I’ve been wanting to get back to painting big, and have recently started doing so again after more than perhaps two years of smaller paintings. In today’s post I’ll share how I went from a roadtrip to a smaller sketch to this full-sheet image- “Before All Else Is Light”.
My daughter and I went on a 3-day roadtrip up the coast to Jedediah Smith State Park (out past Ukiah). The old growth woods are deep there, and the trees are OUT. OF. THIS. WORLD. Just absolutely lush and gigantic and prehistoric, ferns and vines and moss on the trunks. I really fell in love with redwoods all over again. After something like a billion photos and miles of hiking, we made our way home. And then the work really began. ;) The best kind of work. Art.
Step 1- Find a Subject and Crop!
Redwood forests tend to have two ways of approaching things, either A) huge vertical forms that catapult themselves out from the ferny forest floor below, or B) a crazy gobbledygook of ferns and vines and branches and fallen trunks. I decided to go for the second. In this sort of space, I’m hunting for contrasts- contrasts of value and hue- and an arrangement of shapes that I can I manipulate to guide the eye around and around the painting.
When I’m looking for a composition, you can catch me weaving around in the forest, shifting to the left or right, moving backwards, etc. Whatever is required to capture the relationship of forms I find most compelling. We start with something like the first photo, and then we slowly begin to zoom in-
The goal is always to direct myself inwards, to pay attention, and to remove what I don’t need. Of course, in the beginning, removal is almost all of what you do, after you aligned shapes. Here you can see how the visual pattern becomes stronger as I shrink the image down, so that the eye starts to travel like this-
Step 2- Work Smaller and Explore
This is the first version I did- a quarter sheet ( 11” x 15”). These smaller works are often a process of exploration. I find out if the piece works, I assess logistical issues I hadn’t thought of, hue shifts I’d like to implement next time, etc, etc.
These sorts of paintings take perhaps an hour and a half. There’s nothing to do but jump in and do it. When I’ve finished, I get a much better sense of what I’d like to do differently the next time. It’s hard to know what you’d like to do differently if you’ve not done it before! LOL.
Step 3- Paint Bigger and Decide What’s New
Hopefully, if I’ve done things right, when I paint bigger I atleast have some sense of how I’d like to change things before I even begin. This also means you need to know what you want to achieve.
The first thing I wanted to do was to shift my hues. I wanted bluer, cooler shadows (not just darker greyer ones) and yellower gold-green leaves that weren’t so cool. The goal is to make those leaves really pop! I started these transitions even in the first wash, and tried to keep pushing it through out. This stage is easy, fun, wet-into-wet painting. It’s actually pretty hard to go wrong. I wet the back (in my shower, with a piece of paper this big), lay it down on my Gatorboard, and get to playing…

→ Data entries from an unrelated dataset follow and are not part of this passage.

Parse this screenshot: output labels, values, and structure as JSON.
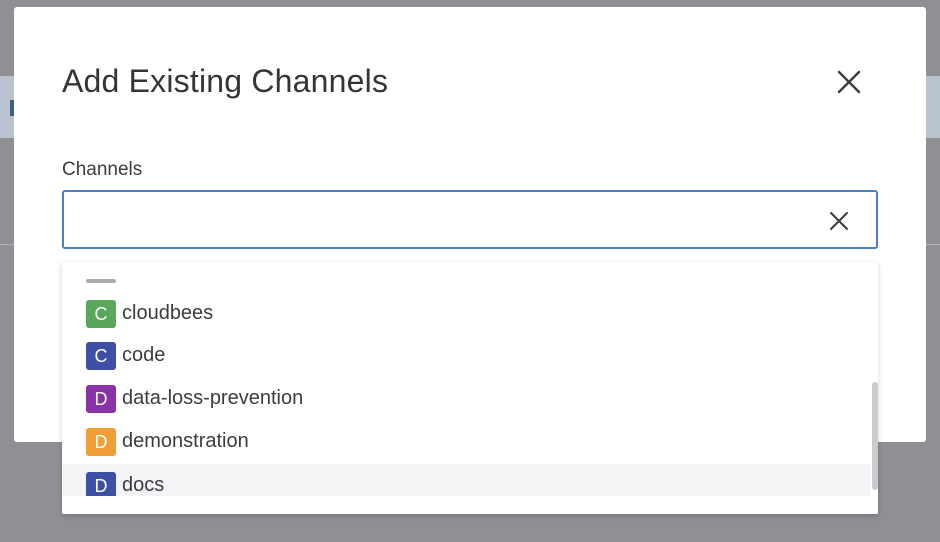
{
  "modal": {
    "title": "Add Existing Channels",
    "field_label": "Channels",
    "input_value": "",
    "input_placeholder": ""
  },
  "dropdown": {
    "items": [
      {
        "initial": "C",
        "label": "cloudbees",
        "color": "#5aa75b"
      },
      {
        "initial": "C",
        "label": "code",
        "color": "#3e4fa6"
      },
      {
        "initial": "D",
        "label": "data-loss-prevention",
        "color": "#8a33a8"
      },
      {
        "initial": "D",
        "label": "demonstration",
        "color": "#f09e36"
      },
      {
        "initial": "D",
        "label": "docs",
        "color": "#3e4fa6"
      }
    ]
  },
  "colors": {
    "overlay": "#8f9093",
    "focus_border": "#4a7fd0",
    "highlight_row": "#f3f4f6"
  },
  "icons": {
    "close": "close-icon",
    "clear": "clear-icon"
  }
}
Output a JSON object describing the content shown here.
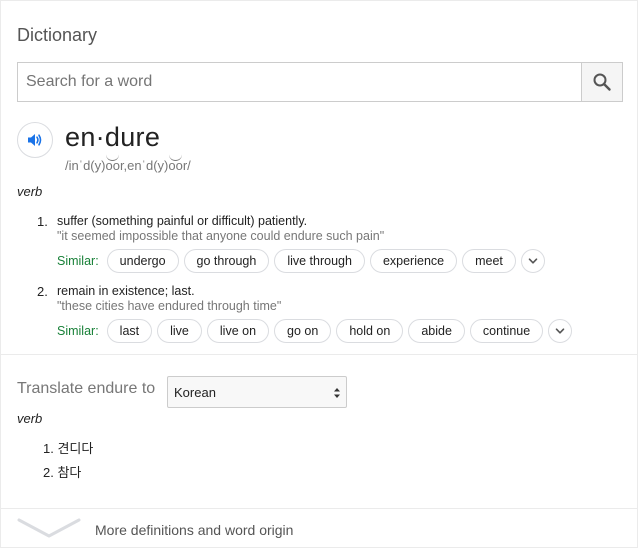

Next comes the second wash. So tough! Here’s where we begin to cut edges and figure out how to massage the painting into the product we have in our mind. Forms begin to become apparent, but also mistakes.
Usually, at the end of this phase is when I see all the faults. Lights that have been lost. Washes that clearly should have been bolder and darker. Edges that are way too dominant. Shapes that don’t connect. This is where I’ve got to just believe and keep going. I preserve things were I think they’re working, and dig in to those areas that I need to push.
Looking back, I see 5 big areas where I wanted shift things-
1) I needed to connect the canopy of the trees more, to help the eye circulate more
2) I wanted to capture some light on the side of the left-side tree, which I did by mixing some body color (white + chosen pigment)
3) I needed to darken and cool off the shadows in the lower half, both to make the leaves pop and to make the circle of viewing” keep rotating around to the tree trunk and big focal-point leaves
4) similarly, I had to darken the tree against which the leaves are shining, which still keeping that gradient from top to bottom
5) I had to darken the lower half of the trunk so we feel the rounded form of the trunk and get that sense of blinding light
And then there’s always a point where I have to grab my own hand, pull it back, and call it quits. Painting watercolors is a philosophical experience. There’s only so much that you can remove. You’ve got to drop the paint it, manipulate it, and let it go. Every painting has things I wished came out different. Some are big, some small.
Often, the piece is just fine as it is— others don’t see my “mistakes” the way I see them, and my grump is really about desiring a total control I can’t achieve. When that’s the case, I know it’s time to let it go. Like a child, at a certain point the piece is what it is, and you’ve got to love it for what it is.